The NSW Legislative Council Standing Committee on Law and Justice released its Final Report into 'Remedies for the Serious Invasions of Privacy in New South Wales' on 3 March 2016. Established in response to increasing community concern surrounding the intrusion of technology into people's lives, the committee considered whether the existing legal framework in NSW provides adequate remedies for serious invasions of privacy, particularly for the victims of 'revenge pornography'.
In what must seem like recurring déjà vu for those following the privacy debate, the Report recommends the NSW Government introduce a statutory cause of action for serious invasions of privacy, following similar recommendations made by other legal bodies across Australia. The Report recommends adopting a model based on that proposed by the Australian Law Reform Commission (ALRC), in its 2014 Final Report into 'Serious Invasions of Privacy in the Digital Era' (see our earlier blog discussing the recommendations of that Report here).
The key recommendations presented to the NSW Government include:
A statutory cause of action for serious breaches of privacy
- introduction of a statutory cause of action based upon the model recommended by the ALRC in 2014;
- the incorporation of a fault element of intent, recklessness and negligence for governments and corporations; and a fault element of intent and recklessness for individuals; and
- the conferral of power on the NSW Civil and Administrative Tribunal to hear claims arising out of the statutory cause of action.
- the introduction of training for members of the NSW Police Force, to ensure officers understand and respond appropriately to incidents associated with 'technology-facilitated' stalking, abuse and harassment;
- an expansion of the scope of the NSW Privacy Commissioner's jurisdiction, including its ability to hear privacy disputes between individuals and to make determinations for non-financial forms of redress; and the

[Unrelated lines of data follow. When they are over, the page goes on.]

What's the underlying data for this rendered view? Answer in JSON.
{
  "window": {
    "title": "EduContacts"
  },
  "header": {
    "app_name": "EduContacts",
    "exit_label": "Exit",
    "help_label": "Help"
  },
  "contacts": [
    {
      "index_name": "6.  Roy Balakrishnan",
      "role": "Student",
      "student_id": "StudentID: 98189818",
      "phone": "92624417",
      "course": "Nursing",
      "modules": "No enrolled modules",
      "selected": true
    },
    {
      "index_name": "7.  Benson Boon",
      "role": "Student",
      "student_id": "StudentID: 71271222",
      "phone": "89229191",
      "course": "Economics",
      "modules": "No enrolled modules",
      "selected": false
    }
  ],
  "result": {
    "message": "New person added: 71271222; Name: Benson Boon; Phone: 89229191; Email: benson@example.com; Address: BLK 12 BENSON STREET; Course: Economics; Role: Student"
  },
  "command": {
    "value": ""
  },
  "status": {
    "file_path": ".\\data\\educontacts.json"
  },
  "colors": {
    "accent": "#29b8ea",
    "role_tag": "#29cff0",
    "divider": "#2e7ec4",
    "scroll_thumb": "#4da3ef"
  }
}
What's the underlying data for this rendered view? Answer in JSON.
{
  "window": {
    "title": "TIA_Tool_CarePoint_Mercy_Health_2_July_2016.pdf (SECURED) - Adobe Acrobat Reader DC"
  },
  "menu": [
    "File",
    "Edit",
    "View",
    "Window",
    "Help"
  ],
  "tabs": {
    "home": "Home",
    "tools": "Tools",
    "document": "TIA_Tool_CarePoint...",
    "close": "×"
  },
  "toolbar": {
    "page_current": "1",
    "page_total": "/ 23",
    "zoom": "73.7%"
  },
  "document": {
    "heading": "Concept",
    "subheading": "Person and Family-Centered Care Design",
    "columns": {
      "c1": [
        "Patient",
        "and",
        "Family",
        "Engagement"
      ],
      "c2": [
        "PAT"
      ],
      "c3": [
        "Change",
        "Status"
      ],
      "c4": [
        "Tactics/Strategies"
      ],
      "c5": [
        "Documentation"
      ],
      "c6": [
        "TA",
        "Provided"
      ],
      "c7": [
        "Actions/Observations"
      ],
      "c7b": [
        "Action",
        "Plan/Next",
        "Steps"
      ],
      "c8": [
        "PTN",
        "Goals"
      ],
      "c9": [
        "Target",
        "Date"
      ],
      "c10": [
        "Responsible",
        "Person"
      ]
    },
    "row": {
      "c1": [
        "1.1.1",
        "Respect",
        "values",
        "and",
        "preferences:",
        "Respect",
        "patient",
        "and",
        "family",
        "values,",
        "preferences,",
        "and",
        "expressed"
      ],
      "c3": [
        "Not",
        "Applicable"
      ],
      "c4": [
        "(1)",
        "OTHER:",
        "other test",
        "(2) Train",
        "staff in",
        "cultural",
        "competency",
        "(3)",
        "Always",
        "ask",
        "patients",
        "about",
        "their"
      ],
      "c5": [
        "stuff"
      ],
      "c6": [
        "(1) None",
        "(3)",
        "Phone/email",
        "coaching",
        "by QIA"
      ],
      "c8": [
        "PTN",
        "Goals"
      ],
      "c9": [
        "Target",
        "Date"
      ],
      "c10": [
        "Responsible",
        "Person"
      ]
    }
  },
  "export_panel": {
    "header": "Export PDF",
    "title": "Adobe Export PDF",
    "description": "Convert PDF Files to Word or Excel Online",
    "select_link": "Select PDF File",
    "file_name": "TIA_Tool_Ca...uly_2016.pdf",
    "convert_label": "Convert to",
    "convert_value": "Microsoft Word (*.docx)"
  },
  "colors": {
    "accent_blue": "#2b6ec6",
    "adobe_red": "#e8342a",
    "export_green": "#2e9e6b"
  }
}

- NSW Government undertake a statutory review of the Crimes (Domestic and Personal Violence) Act 2007 to determine whether additional remedies may be appropriate to ensure the privacy of those seeking the protection of domestic violence orders.
Many participants in the inquiry expressed frustration at the lack of decisive action among legislators on this issue and will be hoping the NSW Government adopts these recommendations and ends the uncertainty surrounding privacy protections. However, NSW moving alone on this issue could lead to a patchwork of privacy laws across the country, creating further uncertainty and confusion for the many companies and businesses in the TMT sector who operate across borders.
The NSW Government is due to respond by 5 September 2016, leaving six months for the Baird Government to consider whether it will implement the recommendations. Should the recommendations be adopted, the Federal Government may face increased pressure to respond with its own legislation.